The Blue Butterfly Collaborative takes a unique approach to children’s educational media and its impact in international development. With the goal of helping media producers in low- and middle-income countries produce, design and distribute high-quality educational media for young children, Blue Butterfly partners with organizations on the ground in different countries in order to develop media programs that are both educationally appropriate and culturally sensitive to the specifics of the particular region.
Blue Butterfly was co-founded by Dr. Charlotte Cole, former Senior Vice President of Global Education at Sesame Workshop, and her sister, Suzanne Cole in October 2013. The organization is currently working in Ethiopia, partnering with WhizKids Workshop on its Healthy WhizKids TV program that educates children and parents about healthy lifestyles, and in Haiti, developing a media program called Lakou Kajou that uses original animated characters to teach curricular skills.
Lakou Kajou follows brother-and-sister six-year-old twins Lili and Tilou on their adventures. Each episode will center around a different theme—for example, plants and growing—and, much like Sesame Street, will combine live-action and animated segments in order to teach children basic literary and mathematical concepts. The first six episodes of the program are set to be released by the end of 2015.
The characters of Lili, Tilou and their pet gecko Zandolin were designed by Chevelin Pierre, a Haitian illustrator and comic book artist based in Port-au-Prince, who is just one of many Haitian professionals with whom Blue Butterfly is collaborating for this project. "All of the creative drive comes from our partners," Dr. Cole explains. "We’re catalysts for local teams—they’re the ones that develop essentials such as the program name and the characters. We provide a framework and a production process."
The show will be broadcast on television and available through the Internet. Blue Butterfly also plans to present the videos to children in remote regions of Haiti through partnerships with community organizations and schools. "We have a crowd-funding site on HIPGive to raise money for those community viewing events," says Suzanne Cole. "Funds raised through the crowdfunding campaign will go toward coordinating the events with our community partners and placing the content on tablet computers in Haitian schools."

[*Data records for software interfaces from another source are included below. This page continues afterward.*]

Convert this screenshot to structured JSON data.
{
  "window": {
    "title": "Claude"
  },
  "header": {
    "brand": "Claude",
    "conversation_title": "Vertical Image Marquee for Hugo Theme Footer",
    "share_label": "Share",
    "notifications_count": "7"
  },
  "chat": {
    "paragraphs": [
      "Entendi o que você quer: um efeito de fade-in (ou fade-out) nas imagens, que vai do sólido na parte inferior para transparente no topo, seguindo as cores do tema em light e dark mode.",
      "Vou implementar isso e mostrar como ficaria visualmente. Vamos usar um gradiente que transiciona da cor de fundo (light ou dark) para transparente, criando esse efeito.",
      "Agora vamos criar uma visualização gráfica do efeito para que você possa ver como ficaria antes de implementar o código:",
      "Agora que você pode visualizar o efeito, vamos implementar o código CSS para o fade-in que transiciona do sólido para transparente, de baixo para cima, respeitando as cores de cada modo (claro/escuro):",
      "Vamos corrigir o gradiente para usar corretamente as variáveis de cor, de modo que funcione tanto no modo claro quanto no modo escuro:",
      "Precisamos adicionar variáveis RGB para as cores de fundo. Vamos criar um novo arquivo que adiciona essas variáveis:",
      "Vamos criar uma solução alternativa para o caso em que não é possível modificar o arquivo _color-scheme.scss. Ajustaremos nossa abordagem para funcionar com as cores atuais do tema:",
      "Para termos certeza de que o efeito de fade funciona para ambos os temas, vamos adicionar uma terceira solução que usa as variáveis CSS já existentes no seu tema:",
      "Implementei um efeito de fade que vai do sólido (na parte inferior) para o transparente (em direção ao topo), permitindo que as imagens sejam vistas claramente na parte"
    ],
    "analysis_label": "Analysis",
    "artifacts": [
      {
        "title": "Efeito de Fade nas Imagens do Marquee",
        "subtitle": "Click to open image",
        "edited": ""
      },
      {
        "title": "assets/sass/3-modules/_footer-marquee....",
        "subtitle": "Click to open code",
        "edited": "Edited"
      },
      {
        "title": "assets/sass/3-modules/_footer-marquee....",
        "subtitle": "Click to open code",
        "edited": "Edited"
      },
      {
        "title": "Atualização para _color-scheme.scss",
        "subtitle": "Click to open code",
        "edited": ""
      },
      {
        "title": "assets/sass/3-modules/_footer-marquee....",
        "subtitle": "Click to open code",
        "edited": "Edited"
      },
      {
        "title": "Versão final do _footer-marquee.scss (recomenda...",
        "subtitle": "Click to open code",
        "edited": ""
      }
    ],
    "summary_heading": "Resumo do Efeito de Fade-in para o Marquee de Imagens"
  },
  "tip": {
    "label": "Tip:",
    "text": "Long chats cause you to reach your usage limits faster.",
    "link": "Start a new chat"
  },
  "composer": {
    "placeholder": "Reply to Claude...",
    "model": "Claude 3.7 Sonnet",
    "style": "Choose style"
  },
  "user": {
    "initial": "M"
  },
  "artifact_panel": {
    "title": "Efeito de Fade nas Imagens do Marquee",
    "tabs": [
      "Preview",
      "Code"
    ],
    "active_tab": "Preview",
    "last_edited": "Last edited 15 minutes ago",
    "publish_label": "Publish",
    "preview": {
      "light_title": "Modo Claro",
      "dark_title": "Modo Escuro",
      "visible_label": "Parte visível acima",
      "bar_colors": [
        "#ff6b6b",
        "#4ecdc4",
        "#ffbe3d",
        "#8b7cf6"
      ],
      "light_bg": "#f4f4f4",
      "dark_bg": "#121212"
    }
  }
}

Blue Butterfly follows a unique model in its approach to international development. Rather than being uni-directional, i.e. "teaching people to fish instead of giving people fish," the organization believes in a multi-directional structure, Dr. Cole says. "While [the fish model] is preferable to providing a hand-out, we see it as having a flaw," she explains. "It’s uni-directional – experts building local capacity. We believe that international development projects work best when there is a rich dynamic between all players, where everybody is an expert and everybody is a learner." And that’s why the organization’s name deliberately includes the word 'collaborative.' "We’re really oriented towards that belief that we’re all working as a team and we’re there to support and catalyze change," Dr. Cole adds.
Blue Butterfly targets young children up to age 12. This emphasis on early childhood education as key to international development is very much aligned with—and even ahead of—current international discussions. In September, the United Nations will implement the Sustainable Development Goals, which will replace the Millennium Development Goals when they expire at the end of 2015. Included in the Sustainable Development Goals are specific objectives related to early childhood development, recognition that Dr. Cole says is particularly important to Blue Butterfly’s work.
The organization’s ultimate goal is to build a network of producers and educators who can work together and help each other in educating children around the world. "Education is at the heart of all human development," says Dr. Cole. "When people are educated they are more able to contribute to their own societies in a more positive and productive way. We’re hoping to increase the odds that children, particularly children in disadvantaged and disenfranchised situations, gain access to educational opportunities."